This means you have full employment rights, including sick pay, maternity/paternity pay, access to a workplace pension and paid holiday, and you retain these rights when you’re between assignments.
If you’re lucky enough to be employed by Orange Genie, you’ll also have access to a range of additional benefits, designed with your experience as a contractor and your wellbeing in mind:
For more help choosing the right umbrella, download our free guide, The Top 5 Things You Must Consider Before Joining an Umbrella Company.
The third option is to trade through your own limited company. Your company would have a contract with the agency to supply your services, and the agency would pay your company for the work you complete for their client. As a director and shareholder, you would then have a choice about how you pay yourself, and by using a combination of salary and dividends you can legitimately minimise your tax liability.
Trading through your own limited company is the most tax efficient option for some contractors, but the advantages are only available in the right circumstances. We’d advise you to check carefully to make sure this route is right for you, before deciding to “go limited”. Here are some things to consider:
Will you be inside or outside IR35?
IR35 is legislation designed to prevent “disguised employees” benefitting from the tax advantages of trading through a limited company. An IR35 assessment will look at your contract and working practices to determine whether you’re operating like an employee, or if you’re legitimately in business for yourself. If you’re operating like an employee, or “inside IR35”, you’ll have to pay tax on your contract rate as if it was employment income. Many contractors find that they’re better off with umbrella employment if they’re inside IR35.
If you’re working on a public-sector contract, the end client is responsible for assessing your IR35 status. On private-sector contracts, you are responsible for assessing your own status, for now. From April 2021, the public-sector rules will be extended to include the private-sector.
Some roles are very unlikely to fall outside IR35. For example, supply teachers and agency nurses are likely to be better off with umbrella employment.
How much is your contract rate?
Trading through your own limited company is much more advantageous to high-earning contractors who will get more value from the associated tax-planning opportunities. Generally, we’d recommend the limited option to contractors earning a rate of £150/day or more.
Does this sound like you?

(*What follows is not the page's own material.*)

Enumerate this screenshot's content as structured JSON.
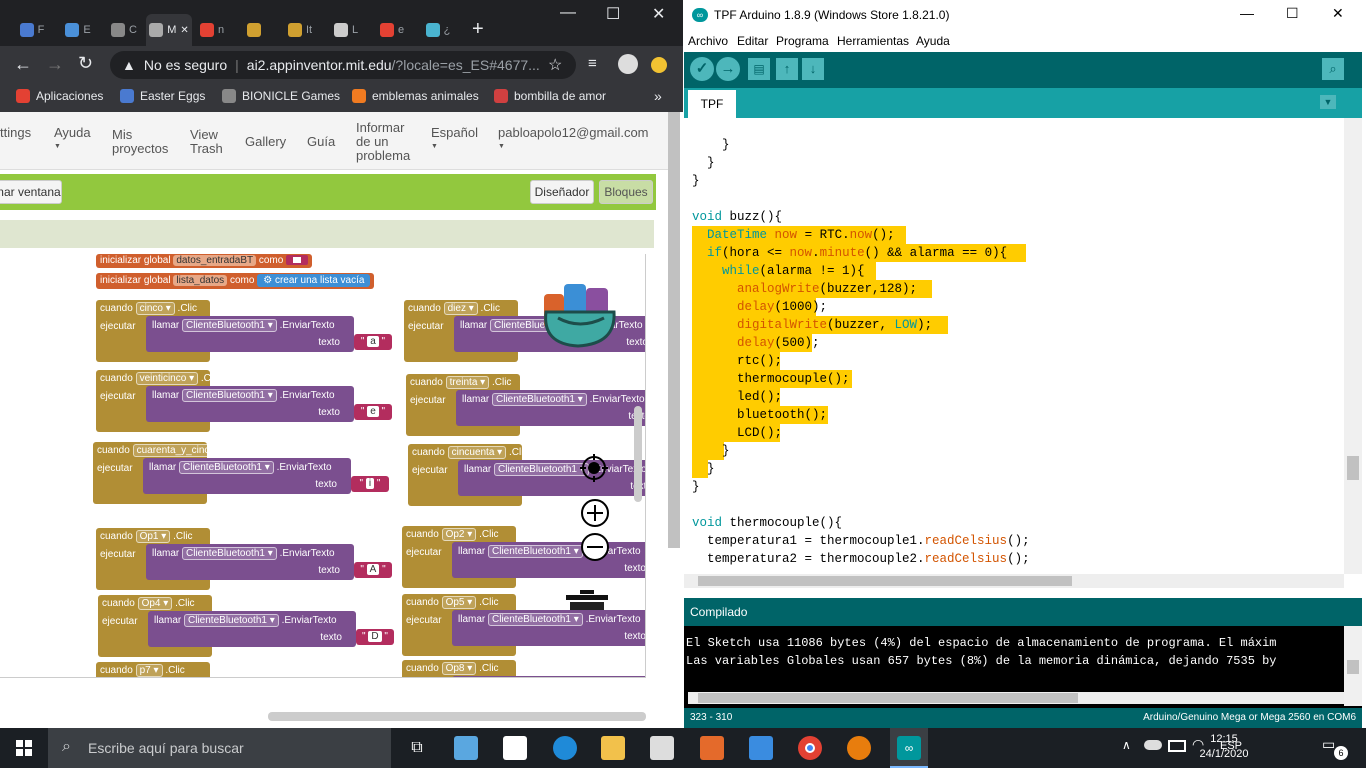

If your contract rate is usually £150/day or more, you usually work outside IR35 and you’ re happy completing a small amount of administration using an online software package, you may be better off trading through your own limited company. Our expert team will be happy to discuss this with you in detail.